Now you will miss. Now you will go to the forest, you will cut wood, but you will miss the whole point. Cutting wood you will be thinking, “When is it going to happen? It has not happened yet. That feeling has not yet exploded – How wondrous!” And you are waiting all around, and you look at the sun, and you look at the trees, but they look like ordinary trees, and the sun is ordinary, and the birds – the same old, stupid birds chattering. And, yes, the grass is green, but so what! – grass has always been green. You know all the poetry about grass, you are a professor; and you know all the great paintings, so what is new? You look all around and it is not happening. And you go on chopping wood. And you have never chopped wood; you start feeling tired. You look all around and there seems to be no wonder happening. And you say, “How miserable! Nothing is happening! This Zen master cheated deceived me. What is there to call wondrous?”
No, you miss the point. The master has not cheated you. He is not saying you should become a woodcutter. Remain a professor! People are as beautiful as trees. Young people are as beautiful as young grass. Go on teaching! Teaching is as wondrous as carrying fuel. The master was simply saying that whatsoever you are doing, if you are utterly there, the mind not wavering anywhere else…then suddenly the beauty is there, the benediction is there. The benediction is part of being present.

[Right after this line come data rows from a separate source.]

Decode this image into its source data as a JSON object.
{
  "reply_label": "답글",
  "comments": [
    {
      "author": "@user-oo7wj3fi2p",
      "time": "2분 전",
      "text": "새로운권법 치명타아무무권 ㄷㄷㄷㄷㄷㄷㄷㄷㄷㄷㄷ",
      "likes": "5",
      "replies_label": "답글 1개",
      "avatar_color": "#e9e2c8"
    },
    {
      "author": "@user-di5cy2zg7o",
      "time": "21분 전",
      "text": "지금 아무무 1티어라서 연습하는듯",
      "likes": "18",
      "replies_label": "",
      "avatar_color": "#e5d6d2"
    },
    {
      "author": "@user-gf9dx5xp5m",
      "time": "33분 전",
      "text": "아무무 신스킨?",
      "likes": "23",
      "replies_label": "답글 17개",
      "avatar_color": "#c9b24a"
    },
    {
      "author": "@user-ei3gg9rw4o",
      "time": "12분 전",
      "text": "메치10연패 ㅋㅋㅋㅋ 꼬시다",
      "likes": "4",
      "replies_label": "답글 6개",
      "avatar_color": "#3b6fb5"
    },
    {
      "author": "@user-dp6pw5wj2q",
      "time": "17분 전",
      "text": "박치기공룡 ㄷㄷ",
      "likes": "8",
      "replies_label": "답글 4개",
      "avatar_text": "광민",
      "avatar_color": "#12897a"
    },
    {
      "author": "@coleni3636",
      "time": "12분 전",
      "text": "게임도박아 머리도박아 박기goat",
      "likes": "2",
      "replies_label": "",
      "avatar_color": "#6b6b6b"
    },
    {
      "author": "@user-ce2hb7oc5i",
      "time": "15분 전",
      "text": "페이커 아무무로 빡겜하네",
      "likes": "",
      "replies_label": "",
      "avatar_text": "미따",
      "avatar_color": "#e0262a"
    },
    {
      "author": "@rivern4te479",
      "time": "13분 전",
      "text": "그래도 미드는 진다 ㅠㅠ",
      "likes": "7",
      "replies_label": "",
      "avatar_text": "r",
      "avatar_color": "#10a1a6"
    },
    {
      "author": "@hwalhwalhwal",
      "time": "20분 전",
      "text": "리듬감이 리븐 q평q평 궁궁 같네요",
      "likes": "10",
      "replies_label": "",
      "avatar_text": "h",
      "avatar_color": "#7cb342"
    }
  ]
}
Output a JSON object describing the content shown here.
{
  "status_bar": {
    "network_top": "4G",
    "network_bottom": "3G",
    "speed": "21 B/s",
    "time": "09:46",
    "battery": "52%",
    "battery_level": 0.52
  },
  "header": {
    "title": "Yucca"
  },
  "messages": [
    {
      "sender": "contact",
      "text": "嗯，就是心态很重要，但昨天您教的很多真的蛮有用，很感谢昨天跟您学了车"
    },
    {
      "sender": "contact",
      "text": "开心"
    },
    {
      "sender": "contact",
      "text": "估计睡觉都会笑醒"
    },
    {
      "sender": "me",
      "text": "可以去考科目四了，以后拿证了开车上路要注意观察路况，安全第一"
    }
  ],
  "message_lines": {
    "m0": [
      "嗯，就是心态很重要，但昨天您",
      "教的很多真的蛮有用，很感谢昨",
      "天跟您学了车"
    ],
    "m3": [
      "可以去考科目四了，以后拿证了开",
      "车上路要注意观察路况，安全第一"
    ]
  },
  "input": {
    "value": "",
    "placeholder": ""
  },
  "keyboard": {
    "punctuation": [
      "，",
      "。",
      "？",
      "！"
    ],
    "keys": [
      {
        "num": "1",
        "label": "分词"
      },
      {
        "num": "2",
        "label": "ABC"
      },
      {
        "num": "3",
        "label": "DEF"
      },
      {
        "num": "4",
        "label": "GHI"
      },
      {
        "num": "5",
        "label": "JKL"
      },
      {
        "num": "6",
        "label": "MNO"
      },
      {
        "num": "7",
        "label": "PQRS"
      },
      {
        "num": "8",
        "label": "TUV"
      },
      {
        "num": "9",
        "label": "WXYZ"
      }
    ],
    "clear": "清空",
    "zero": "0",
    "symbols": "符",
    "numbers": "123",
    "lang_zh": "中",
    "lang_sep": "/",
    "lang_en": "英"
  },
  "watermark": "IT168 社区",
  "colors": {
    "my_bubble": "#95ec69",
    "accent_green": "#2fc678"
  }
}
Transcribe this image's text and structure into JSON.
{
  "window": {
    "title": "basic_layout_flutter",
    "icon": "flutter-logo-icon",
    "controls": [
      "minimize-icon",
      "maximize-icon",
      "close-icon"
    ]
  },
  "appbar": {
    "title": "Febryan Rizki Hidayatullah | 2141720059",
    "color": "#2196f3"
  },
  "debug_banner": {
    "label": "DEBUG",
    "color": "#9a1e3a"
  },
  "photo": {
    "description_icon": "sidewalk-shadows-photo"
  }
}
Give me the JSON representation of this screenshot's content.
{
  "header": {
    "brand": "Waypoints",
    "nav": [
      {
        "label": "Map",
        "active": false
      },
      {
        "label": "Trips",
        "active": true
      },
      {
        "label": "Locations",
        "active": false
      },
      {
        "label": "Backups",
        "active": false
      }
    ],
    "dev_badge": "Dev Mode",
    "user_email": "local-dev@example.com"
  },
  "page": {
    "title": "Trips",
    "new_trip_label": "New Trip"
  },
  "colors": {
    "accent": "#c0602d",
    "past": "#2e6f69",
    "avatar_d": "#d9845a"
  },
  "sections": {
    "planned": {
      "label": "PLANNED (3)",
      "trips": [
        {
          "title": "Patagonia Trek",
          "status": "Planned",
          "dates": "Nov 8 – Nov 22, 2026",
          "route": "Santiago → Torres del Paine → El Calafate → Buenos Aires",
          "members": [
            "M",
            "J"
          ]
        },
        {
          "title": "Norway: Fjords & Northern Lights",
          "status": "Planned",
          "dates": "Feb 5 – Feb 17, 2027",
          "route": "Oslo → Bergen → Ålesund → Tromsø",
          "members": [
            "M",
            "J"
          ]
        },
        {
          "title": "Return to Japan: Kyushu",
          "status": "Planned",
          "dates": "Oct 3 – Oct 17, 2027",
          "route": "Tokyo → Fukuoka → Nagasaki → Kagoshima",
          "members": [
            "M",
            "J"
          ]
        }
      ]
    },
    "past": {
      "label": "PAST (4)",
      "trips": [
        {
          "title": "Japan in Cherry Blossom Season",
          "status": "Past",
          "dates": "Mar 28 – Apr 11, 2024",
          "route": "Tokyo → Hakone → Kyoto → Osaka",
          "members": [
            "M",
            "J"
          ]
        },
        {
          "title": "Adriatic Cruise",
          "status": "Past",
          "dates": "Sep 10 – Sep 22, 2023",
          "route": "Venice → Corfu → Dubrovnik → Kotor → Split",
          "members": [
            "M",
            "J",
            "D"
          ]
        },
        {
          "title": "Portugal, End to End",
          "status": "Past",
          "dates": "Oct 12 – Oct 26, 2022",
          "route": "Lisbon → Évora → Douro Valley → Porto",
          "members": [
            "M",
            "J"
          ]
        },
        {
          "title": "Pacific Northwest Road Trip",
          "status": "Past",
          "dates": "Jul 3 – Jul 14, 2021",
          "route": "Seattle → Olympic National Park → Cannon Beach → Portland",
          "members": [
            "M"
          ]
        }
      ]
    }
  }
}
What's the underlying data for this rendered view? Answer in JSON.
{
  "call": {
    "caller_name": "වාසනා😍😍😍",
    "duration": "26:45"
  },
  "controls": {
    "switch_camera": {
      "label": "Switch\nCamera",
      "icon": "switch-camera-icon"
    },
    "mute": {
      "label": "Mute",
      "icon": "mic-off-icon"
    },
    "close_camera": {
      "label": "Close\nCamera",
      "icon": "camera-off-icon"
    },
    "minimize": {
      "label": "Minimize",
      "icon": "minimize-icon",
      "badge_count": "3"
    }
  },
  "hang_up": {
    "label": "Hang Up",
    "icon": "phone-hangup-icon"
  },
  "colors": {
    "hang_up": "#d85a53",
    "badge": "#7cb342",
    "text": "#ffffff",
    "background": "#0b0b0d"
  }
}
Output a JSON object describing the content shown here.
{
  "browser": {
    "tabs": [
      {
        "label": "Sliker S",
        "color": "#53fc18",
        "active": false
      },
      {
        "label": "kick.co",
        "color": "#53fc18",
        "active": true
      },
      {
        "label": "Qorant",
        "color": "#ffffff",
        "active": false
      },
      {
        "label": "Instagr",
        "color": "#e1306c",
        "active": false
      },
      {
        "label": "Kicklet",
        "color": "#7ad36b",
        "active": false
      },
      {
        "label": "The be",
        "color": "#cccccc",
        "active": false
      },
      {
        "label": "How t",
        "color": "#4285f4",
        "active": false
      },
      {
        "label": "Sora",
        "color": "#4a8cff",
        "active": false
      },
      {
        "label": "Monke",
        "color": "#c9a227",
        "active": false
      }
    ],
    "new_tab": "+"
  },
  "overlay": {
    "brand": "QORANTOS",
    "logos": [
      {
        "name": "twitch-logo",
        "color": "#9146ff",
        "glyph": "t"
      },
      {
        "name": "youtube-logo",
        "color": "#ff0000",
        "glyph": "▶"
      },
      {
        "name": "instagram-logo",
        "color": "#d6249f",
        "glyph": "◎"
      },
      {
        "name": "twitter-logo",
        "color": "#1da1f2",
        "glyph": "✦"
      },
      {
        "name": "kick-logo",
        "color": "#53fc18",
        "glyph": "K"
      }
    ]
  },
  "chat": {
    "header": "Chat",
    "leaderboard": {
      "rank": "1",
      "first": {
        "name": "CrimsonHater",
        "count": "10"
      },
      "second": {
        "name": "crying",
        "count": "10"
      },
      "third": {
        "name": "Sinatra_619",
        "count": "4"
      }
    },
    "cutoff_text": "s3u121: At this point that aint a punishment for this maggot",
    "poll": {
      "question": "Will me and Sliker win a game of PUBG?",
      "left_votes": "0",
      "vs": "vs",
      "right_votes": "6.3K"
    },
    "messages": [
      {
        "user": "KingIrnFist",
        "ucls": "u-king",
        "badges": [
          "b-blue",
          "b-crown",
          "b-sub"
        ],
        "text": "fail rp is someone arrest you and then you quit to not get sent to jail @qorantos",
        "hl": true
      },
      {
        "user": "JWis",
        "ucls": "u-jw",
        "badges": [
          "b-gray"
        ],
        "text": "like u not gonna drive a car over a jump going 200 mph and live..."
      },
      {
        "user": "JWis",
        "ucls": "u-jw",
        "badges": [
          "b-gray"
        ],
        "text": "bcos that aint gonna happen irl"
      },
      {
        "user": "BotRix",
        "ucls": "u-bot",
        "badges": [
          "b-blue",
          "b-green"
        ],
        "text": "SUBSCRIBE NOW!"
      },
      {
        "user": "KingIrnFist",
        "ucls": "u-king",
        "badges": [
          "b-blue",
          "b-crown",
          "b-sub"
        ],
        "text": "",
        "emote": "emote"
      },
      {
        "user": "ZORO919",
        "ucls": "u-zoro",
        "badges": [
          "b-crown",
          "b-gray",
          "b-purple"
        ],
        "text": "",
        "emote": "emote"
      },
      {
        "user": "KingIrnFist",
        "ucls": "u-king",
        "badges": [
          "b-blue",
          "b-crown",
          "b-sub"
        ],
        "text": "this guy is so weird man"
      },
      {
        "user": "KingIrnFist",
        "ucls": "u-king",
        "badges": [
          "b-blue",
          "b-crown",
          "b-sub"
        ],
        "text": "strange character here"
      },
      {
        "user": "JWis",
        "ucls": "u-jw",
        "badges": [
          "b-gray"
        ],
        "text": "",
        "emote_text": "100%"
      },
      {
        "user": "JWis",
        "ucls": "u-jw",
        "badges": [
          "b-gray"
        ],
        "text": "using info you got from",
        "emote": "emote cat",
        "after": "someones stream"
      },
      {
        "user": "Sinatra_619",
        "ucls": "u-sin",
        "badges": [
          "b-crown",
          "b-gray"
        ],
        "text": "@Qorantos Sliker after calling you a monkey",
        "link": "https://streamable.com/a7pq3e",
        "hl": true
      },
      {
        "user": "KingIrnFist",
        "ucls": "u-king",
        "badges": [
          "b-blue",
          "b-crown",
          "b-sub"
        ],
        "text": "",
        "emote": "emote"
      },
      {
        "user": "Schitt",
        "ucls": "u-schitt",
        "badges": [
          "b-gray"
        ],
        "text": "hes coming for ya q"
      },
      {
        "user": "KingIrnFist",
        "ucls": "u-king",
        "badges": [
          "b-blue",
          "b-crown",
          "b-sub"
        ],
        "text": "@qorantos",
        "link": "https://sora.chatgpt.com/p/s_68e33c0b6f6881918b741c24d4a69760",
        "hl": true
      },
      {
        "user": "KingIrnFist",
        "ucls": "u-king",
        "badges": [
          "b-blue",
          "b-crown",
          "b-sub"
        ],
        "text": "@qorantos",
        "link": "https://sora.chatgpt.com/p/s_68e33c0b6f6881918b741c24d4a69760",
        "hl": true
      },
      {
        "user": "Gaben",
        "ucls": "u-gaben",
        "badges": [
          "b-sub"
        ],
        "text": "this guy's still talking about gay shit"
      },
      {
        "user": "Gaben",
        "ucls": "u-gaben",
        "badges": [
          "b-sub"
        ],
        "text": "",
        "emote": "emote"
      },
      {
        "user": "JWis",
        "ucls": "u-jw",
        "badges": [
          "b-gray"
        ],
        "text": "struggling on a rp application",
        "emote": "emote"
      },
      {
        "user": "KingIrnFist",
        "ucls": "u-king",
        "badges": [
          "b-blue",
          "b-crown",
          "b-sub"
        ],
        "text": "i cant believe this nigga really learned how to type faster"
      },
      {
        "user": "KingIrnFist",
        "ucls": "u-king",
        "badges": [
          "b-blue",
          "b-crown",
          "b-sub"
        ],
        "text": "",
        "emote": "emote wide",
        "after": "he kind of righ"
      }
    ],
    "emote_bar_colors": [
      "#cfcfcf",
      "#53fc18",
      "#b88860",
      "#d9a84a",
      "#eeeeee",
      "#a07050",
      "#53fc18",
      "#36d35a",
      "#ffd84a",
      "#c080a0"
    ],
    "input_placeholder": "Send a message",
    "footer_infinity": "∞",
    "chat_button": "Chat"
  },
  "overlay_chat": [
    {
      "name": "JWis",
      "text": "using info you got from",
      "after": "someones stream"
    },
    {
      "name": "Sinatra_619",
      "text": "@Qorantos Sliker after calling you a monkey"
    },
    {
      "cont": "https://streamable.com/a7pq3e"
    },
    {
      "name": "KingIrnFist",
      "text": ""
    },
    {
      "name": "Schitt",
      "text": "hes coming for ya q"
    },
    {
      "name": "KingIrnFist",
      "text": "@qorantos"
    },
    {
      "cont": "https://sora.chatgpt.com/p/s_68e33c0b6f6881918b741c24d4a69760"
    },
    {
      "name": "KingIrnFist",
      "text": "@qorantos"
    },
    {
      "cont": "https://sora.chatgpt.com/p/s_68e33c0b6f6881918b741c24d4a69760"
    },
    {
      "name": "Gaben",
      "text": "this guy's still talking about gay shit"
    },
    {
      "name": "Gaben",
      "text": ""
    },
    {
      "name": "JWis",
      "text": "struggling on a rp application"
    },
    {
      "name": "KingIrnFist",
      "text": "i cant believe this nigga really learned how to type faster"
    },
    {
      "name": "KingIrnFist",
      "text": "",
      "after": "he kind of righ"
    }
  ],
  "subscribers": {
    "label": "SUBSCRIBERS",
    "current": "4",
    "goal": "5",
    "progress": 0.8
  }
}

But don’t make an ideal out of it! Thousands of people renounced their homes and became Buddhist monks when Buddha walked and he talked about “How wondrous!” But I don’t think they arrived anywhere. They renounced the world, but it was a desire. Buddha had renounced the world for a totally different reason: the desire had been understood. See the point!
Buddha renounced the world seeing the futility of desire. Seeing that desire cannot lead anywhere – it leads into misery and hell again and again – seeing it there, seeing the whole mechanism of it, seeing the repetitious wheel of many lives, seeing that all that you can do you have done, but where is bliss? Where is equilibrium? Where is that benediction? Where is real life?…seeing that not even for a single moment has that happened, he renounced the world.
That renunciation came out of understanding. When he renounced the world and became a buddha…and naturally he had great grace, great joy around him, great silence, so wherever he moved many people became desirous. They saw this man walking: “So this man has arrived, so this is the way to arrive.” They are not yet finished with desire. They have created a new desire. Looking at Buddha they have become lustful for buddhahood!
It is almost the same. You see a Cadillac car passing by, and a desire arises – you should own it. It is nothing different! You see a Buddha passing by, and a desire arises – “Why should not I have this grace? Why should not I have this calm, quiet silence? Why should not I be so joyful as Buddha is? Why not I?” Desire has arisen. It is the same desire!
Seeing a beautiful woman pass by with somebody else – somebody else’s wife – and a desire starts lingering inside: “Why should not I have a beautiful wife like that?” It is the same game played on different planes, in different ways. But the trick is the same.
So seeing a buddha, many people became desirous. And they renounced, but they renounced for a wrong reason. Buddha’s renunciation was a natural outgrowth of understanding. Their renunciation is part of the same desire. so it happens many times that they are working hard, but waiting from the corner of the eye: “When is it going to happen?”
I have heard these two stories: